Yesterday NPR discussed the results of a new study on charitable giving by the Chronicle of Philanthropy.  The study affirmed that lower income people give a larger percentage of their income to charity, but also discovered that how much wealthy people give is strongly correlated with the type of neighborhood they live in.

It turns out that wealthy people who live mostly with other wealthy people give the least amount of money to charity, on average.  Here are five zip codes with high-densities of rich people according to the IRS (= % of “wealthy filers”) and the percent of their incomes that they donated to charity (= “percent given”):

In contrast, here are five zip codes with a great deal of economic diversity.  In this case, the far right column shows a dramatic increase in the percent of their incomes that they donate to charity:

Wow, so rich people in Manhattan donate less than 1% of their income to charity, whereas the rich in Brooklyn give 35%.  That’s a pretty amazing divergence!

—————————

There are (at least) three explanations for this finding.   One is that living in a diverse neighborhood makes you more inclined to give, whatever your inclination before moving there.  Another is it that generous rich people move to diverse neighborhoods and stingy rich people isolate themselves.   A third is that some other variable (e.g., political affiliation, religiosity) is correlated with both neighborhood preference and generosity.

A social psychologist interviewed by, Paul Piff, suggests that it’s the first explanation.  Rich people tend to be isolated, he says, so they just don’t notice that other people need help. But, if they see need, they do show compassion.

I’m sure Piff knows his stuff, but if I had the opportunity to follow up with him on this argument, I’d ask him more about what he means by “see.”  It seems to me that anyone that reads the news these days will be exposed to plenty of evidence of economic need and, if you care enough to dig for it a little bit, you’ll find stunning data documenting income inequality and heart-rending stories of widespread suffering.  It may be easy to be isolated, but I imagine one would have to at least occasionally turn a blind eye to these things.

But perhaps knowledge about need isn’t sufficient; perhaps we only “see” need when we come into direct contact with human beings, the ones with who become familiar to us. There is evidence that we find it easy to blame strangers for their misfortune, but chock it up to bad luck when it’s us, our friends, or our families.  So perhaps raising consciousness about poverty isn’t enough, perhaps we really do need to get the rich to rub elbows with the disadvantaged.

In any case, the results are pretty impressive and no doubt have some wide-ranging implications for how to make us a more compassionate and generous society.

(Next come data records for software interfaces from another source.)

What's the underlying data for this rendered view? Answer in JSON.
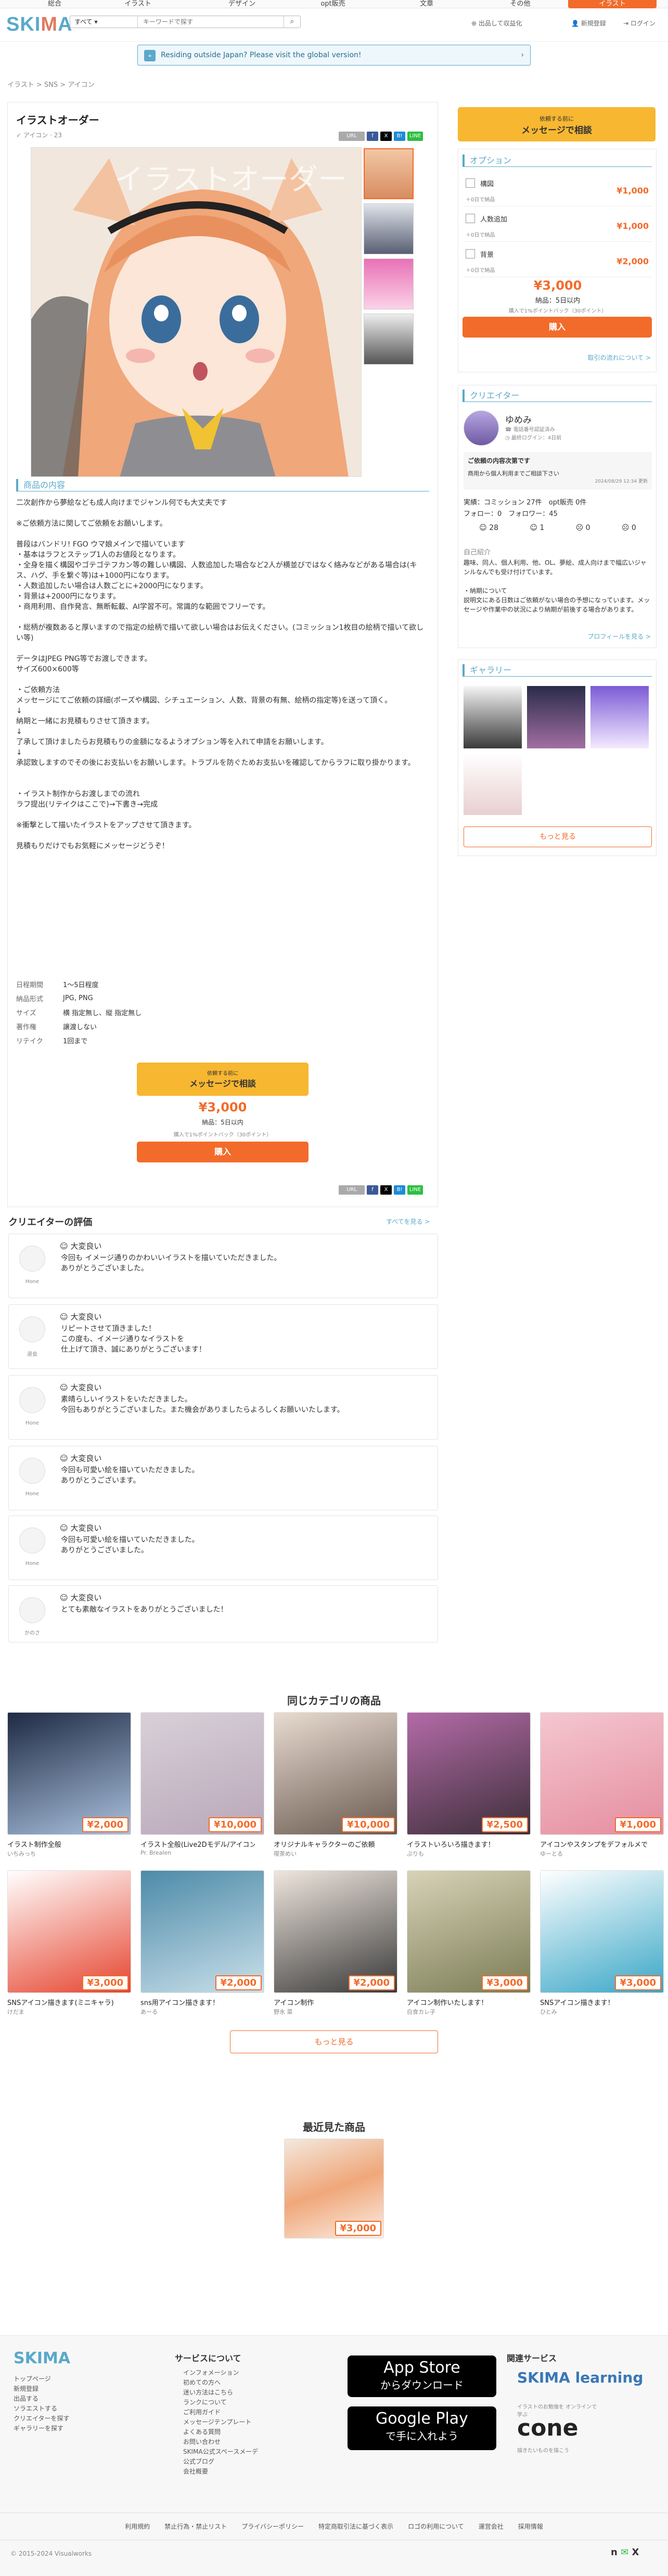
{
  "topnav": [
    "総合",
    "イラスト",
    "デザイン",
    "opt販売",
    "文章",
    "その他"
  ],
  "header": {
    "logo": "SKIMA",
    "search_select": "すべて",
    "search_placeholder": "キーワードで探す",
    "links": [
      "出品して収益化",
      "新規登録",
      "ログイン"
    ],
    "cta": "出品して収益化"
  },
  "banner": "Residing outside Japan? Please visit the global version!",
  "breadcrumb": [
    "イラスト",
    "SNS",
    "アイコン"
  ],
  "product": {
    "title": "イラストオーダー",
    "subtitle": "アイコン · 23",
    "image_text": "イラストオーダー",
    "section_title": "商品の内容",
    "description": "二次創作から夢絵なども成人向けまでジャンル何でも大丈夫です\n\n※ご依頼方法に関してご依頼をお願いします。\n\n普段はバンドリ! FGO ウマ娘メインで描いています\n・基本はラフとステップ1人のお値段となります。\n・全身を描く構図やゴテゴテフカン等の難しい構図、人数追加した場合など2人が横並びではなく絡みなどがある場合は(キス、ハグ、手を繋ぐ等)は+1000円になります。\n・人数追加したい場合は人数ごとに+2000円になります。\n・背景は+2000円になります。\n・商用利用、自作発言、無断転載、AI学習不可。常識的な範囲でフリーです。\n\n・総柄が複数あると厚いますので指定の絵柄で描いて欲しい場合はお伝えください。(コミッション1枚目の絵柄で描いて欲しい等)\n\nデータはJPEG PNG等でお渡しできます。\nサイズ600×600等\n\n・ご依頼方法\nメッセージにてご依頼の詳細(ポーズや構図、シチュエーション、人数、背景の有無、絵柄の指定等)を送って頂く。\n↓\n納期と一緒にお見積もりさせて頂きます。\n↓\n了承して頂けましたらお見積もりの金額になるようオプション等を入れて申請をお願いします。\n↓\n承認致しますのでその後にお支払いをお願いします。トラブルを防ぐためお支払いを確認してからラフに取り掛かります。\n\n\n・イラスト制作からお渡しまでの流れ\nラフ提出(リテイクはここで)→下書き→完成\n\n※衝撃として描いたイラストをアップさせて頂きます。\n\n見積もりだけでもお気軽にメッセージどうぞ！",
    "specs": [
      {
        "k": "日程期間",
        "v": "1〜5日程度"
      },
      {
        "k": "納品形式",
        "v": "JPG, PNG"
      },
      {
        "k": "サイズ",
        "v": "横 指定無し、縦 指定無し"
      },
      {
        "k": "著作権",
        "v": "譲渡しない"
      },
      {
        "k": "リテイク",
        "v": "1回まで"
      }
    ],
    "consult_small": "依頼する前に",
    "consult_label": "メッセージで相談",
    "price": "¥3,000",
    "delivery": "納品：5日以内",
    "points": "購入で1%ポイントバック（30ポイント）",
    "buy_label": "購入",
    "share": [
      "URL",
      "f",
      "X",
      "B!",
      "LINE"
    ]
  },
  "sidebar": {
    "consult_small": "依頼する前に",
    "consult_label": "メッセージで相談",
    "options_title": "オプション",
    "options": [
      {
        "name": "構図",
        "price": "¥1,000",
        "sub": "＋0日で納品"
      },
      {
        "name": "人数追加",
        "price": "¥1,000",
        "sub": "＋0日で納品"
      },
      {
        "name": "背景",
        "price": "¥2,000",
        "sub": "＋0日で納品"
      }
    ],
    "price": "¥3,000",
    "delivery": "納品：5日以内",
    "points": "購入で1%ポイントバック（30ポイント）",
    "buy_label": "購入",
    "flow_link": "取引の流れについて >",
    "creator_title": "クリエイター",
    "creator_name": "ゆめみ",
    "creator_badge1": "電話番号認証済み",
    "creator_badge2": "最終ログイン：4日前",
    "notice_title": "ご依頼の内容次第です",
    "notice_text": "商用から個人利用までご相談下さい",
    "notice_date": "2024/08/29 12:34 更新",
    "stats": "実績：コミッション 27件　opt販売 0件",
    "follow": "フォロー：0　フォロワー：45",
    "ratings": [
      "28",
      "1",
      "0",
      "0"
    ],
    "intro_title": "自己紹介",
    "intro_text": "趣味、同人、個人利用、他、OL、夢絵、成人向けまで幅広いジャンルなんでも受け付けています。\n\n・納期について\n説明文にある日数はご依頼がない場合の予想になっています。メッセージや作業中の状況により納期が前後する場合があります。",
    "profile_link": "プロフィールを見る >",
    "gallery_title": "ギャラリー",
    "more_label": "もっと見る"
  },
  "reviews": {
    "title": "クリエイターの評価",
    "all_link": "すべてを見る >",
    "items": [
      {
        "rating": "大変良い",
        "user": "Hone",
        "text": "今回も イメージ通りのかわいいイラストを描いていただきました。\nありがとうございました。"
      },
      {
        "rating": "大変良い",
        "user": "退会",
        "text": "リピートさせて頂きました！\nこの度も、イメージ通りなイラストを\n仕上げて頂き、誠にありがとうございます！"
      },
      {
        "rating": "大変良い",
        "user": "Hone",
        "text": "素晴らしいイラストをいただきました。\n今回もありがとうございました。また機会がありましたらよろしくお願いいたします。"
      },
      {
        "rating": "大変良い",
        "user": "Hone",
        "text": "今回も可愛い絵を描いていただきました。\nありがとうございます。"
      },
      {
        "rating": "大変良い",
        "user": "Hone",
        "text": "今回も可愛い絵を描いていただきました。\nありがとうございました。"
      },
      {
        "rating": "大変良い",
        "user": "かのさ",
        "text": "とても素敵なイラストをありがとうございました！"
      }
    ]
  },
  "similar": {
    "title": "同じカテゴリの商品",
    "items": [
      {
        "title": "イラスト制作全般",
        "name": "いちみっち",
        "price": "¥2,000",
        "c1": "#1f2a44",
        "c2": "#a9c1dd"
      },
      {
        "title": "イラスト全般(Live2Dモデル/アイコン等)",
        "name": "Pr. Brealen",
        "price": "¥10,000",
        "c1": "#d8d0d8",
        "c2": "#b9a7b9"
      },
      {
        "title": "オリジナルキャラクターのご依頼",
        "name": "喫茶めい",
        "price": "¥10,000",
        "c1": "#e8dbd0",
        "c2": "#6a5a51"
      },
      {
        "title": "イラストいろいろ描きます！",
        "name": "ぷりも",
        "price": "¥2,500",
        "c1": "#b36ba8",
        "c2": "#3e2f3a"
      },
      {
        "title": "アイコンやスタンプをデフォルメで",
        "name": "ゆーとる",
        "price": "¥1,000",
        "c1": "#f4c7cf",
        "c2": "#e58d9f"
      },
      {
        "title": "SNSアイコン描きます(ミニキャラ)",
        "name": "けだま",
        "price": "¥3,000",
        "c1": "#ffffff",
        "c2": "#e64530"
      },
      {
        "title": "sns用アイコン描きます！",
        "name": "あーる",
        "price": "¥2,000",
        "c1": "#4d8aa8",
        "c2": "#c9e0ea"
      },
      {
        "title": "アイコン制作",
        "name": "野水 菜",
        "price": "¥2,000",
        "c1": "#efe6de",
        "c2": "#3a3a3a"
      },
      {
        "title": "アイコン制作いたします！",
        "name": "白食カレ子",
        "price": "¥3,000",
        "c1": "#d8d2b8",
        "c2": "#7b7d55"
      },
      {
        "title": "SNSアイコン描きます！",
        "name": "ひとみ",
        "price": "¥3,000",
        "c1": "#ffffff",
        "c2": "#3aa7c7"
      }
    ],
    "more_label": "もっと見る"
  },
  "recent": {
    "title": "最近見た商品",
    "price": "¥3,000"
  },
  "footer": {
    "logo": "SKIMA",
    "col1": [
      "トップページ",
      "新規登録",
      "出品する",
      "ソラエストする",
      "クリエイターを探す",
      "ギャラリーを探す"
    ],
    "col2_title": "サービスについて",
    "col2": [
      "インフォメーション",
      "初めての方へ",
      "迷い方法はこちら",
      "ランクについて",
      "ご利用ガイド",
      "メッセージテンプレート",
      "よくある質問",
      "お問い合わせ",
      "SKIMA公式スペースメーデ",
      "公式ブログ",
      "会社概要"
    ],
    "appstore_small": "App Store",
    "appstore_label": "からダウンロード",
    "google_small": "Google Play",
    "google_label": "で手に入れよう",
    "col3_title": "関連サービス",
    "learning": "SKIMA learning",
    "learning_sub": "イラストのお勉強を オンラインで学ぶ",
    "cone": "cone",
    "cone_sub": "描きたいものを描こう",
    "bottom_links": [
      "利用規約",
      "禁止行為・禁止リスト",
      "プライバシーポリシー",
      "特定商取引法に基づく表示",
      "ロゴの利用について",
      "運営会社",
      "採用情報"
    ],
    "copyright": "© 2015-2024 Visualworks"
  }
}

Lisa Wade, PhD is a professor at Occidental College. She is the author of American Hookup, a book about college sexual culture, and a textbook about gender. You can follow her on Twitter, Facebook, and Instagram.